**Assignment**
Each entry below should be reproduced character for character.

**Dataset**

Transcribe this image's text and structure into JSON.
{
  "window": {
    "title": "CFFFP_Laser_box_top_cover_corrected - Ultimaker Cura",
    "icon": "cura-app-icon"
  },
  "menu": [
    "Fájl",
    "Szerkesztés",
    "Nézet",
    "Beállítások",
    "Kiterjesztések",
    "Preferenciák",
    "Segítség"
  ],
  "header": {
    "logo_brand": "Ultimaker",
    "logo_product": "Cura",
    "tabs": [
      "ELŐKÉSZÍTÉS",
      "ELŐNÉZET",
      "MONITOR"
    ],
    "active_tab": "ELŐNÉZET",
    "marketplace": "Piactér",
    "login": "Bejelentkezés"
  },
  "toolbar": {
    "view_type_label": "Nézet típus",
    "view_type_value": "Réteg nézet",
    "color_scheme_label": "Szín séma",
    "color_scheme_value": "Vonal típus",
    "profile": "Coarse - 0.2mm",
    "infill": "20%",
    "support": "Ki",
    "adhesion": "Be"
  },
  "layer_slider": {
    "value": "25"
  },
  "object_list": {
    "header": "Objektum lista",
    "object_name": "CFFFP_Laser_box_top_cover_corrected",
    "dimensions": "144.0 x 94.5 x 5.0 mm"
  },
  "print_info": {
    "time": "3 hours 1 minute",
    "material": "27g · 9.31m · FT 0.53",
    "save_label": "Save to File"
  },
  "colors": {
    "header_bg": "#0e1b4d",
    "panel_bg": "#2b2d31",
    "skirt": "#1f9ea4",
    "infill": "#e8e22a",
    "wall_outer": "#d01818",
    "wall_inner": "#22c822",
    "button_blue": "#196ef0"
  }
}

**Solution to this problem**
Transcribe this image's text and structure into JSON.
{
  "window": {
    "title": "CFFFP_Laser_box_top_cover_corrected - Ultimaker Cura",
    "icon": "cura-app-icon"
  },
  "menu": [
    "Fájl",
    "Szerkesztés",
    "Nézet",
    "Beállítások",
    "Kiterjesztések",
    "Preferenciák",
    "Segítség"
  ],
  "header": {
    "logo_brand": "Ultimaker",
    "logo_product": "Cura",
    "tabs": [
      "ELŐKÉSZÍTÉS",
      "ELŐNÉZET",
      "MONITOR"
    ],
    "active_tab": "ELŐNÉZET",
    "marketplace": "Piactér",
    "login": "Bejelentkezés"
  },
  "toolbar": {
    "view_type_label": "Nézet típus",
    "view_type_value": "Réteg nézet",
    "color_scheme_label": "Szín séma",
    "color_scheme_value": "Vonal típus",
    "profile": "Coarse - 0.2mm",
    "infill": "20%",
    "support": "Ki",
    "adhesion": "Be"
  },
  "layer_slider": {
    "value": "25"
  },
  "object_list": {
    "header": "Objektum lista",
    "object_name": "CFFFP_Laser_box_top_cover_corrected",
    "dimensions": "144.0 x 94.5 x 5.0 mm"
  },
  "print_info": {
    "time": "3 hours 1 minute",
    "material": "27g · 9.31m · FT 0.53",
    "save_label": "Save to File"
  },
  "colors": {
    "header_bg": "#0e1b4d",
    "panel_bg": "#2b2d31",
    "skirt": "#1f9ea4",
    "infill": "#e8e22a",
    "wall_outer": "#d01818",
    "wall_inner": "#22c822",
    "button_blue": "#196ef0"
  }
}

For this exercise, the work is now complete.